5. Photobooks. I know I mentioned photo books in 3 and 4 above, but that's in the context of using another program first, and then printing those pages I create as a single-image page in a photobook from a source like Blurb or Shutterfly. As a standalone, though, each of the photobook services have their own easy-to-use templates and software that you can just drag photos into. Add a bit of text and have the book printed! (This is what I did with our wedding book, and our recent travel book.) 

Each of 3, 4 and 5 meet my backup criteria - there's always a digital version of the complete book or each page that can easily be reprinted. 

I suspect I'll probably use the Project Life App for my 2015 photos, since I can do it on the go and my current photos are already on my phone or in Dropbox. For previous years, I'm leaning towards using the photobook software from whichever printer I choose to use. While I'd like to spend more time on design, I think the drag-and-drop method is what is going to get these books completed. Done is better than perfect! 

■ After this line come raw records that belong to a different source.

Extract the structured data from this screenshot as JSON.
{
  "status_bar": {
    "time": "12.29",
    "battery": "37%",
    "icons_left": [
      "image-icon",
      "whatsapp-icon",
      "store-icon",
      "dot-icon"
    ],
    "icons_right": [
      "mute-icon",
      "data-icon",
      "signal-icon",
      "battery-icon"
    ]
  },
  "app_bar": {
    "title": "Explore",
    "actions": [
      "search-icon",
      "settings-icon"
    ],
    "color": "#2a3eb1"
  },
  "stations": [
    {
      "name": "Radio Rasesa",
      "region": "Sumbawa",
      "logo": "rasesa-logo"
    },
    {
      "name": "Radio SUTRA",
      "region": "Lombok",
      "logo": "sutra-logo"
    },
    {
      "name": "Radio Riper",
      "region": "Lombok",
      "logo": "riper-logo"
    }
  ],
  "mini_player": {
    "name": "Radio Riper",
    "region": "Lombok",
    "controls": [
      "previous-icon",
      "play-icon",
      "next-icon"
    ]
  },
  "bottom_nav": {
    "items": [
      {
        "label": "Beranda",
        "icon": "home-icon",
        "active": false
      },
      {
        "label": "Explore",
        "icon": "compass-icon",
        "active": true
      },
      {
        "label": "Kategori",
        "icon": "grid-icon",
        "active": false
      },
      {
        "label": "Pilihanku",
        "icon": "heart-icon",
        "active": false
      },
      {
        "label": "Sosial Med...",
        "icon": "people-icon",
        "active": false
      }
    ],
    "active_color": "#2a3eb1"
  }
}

Are you hoarding pictures on your computer? What's your solution for getting them onto paper?

Photo by Flicker CC by Iris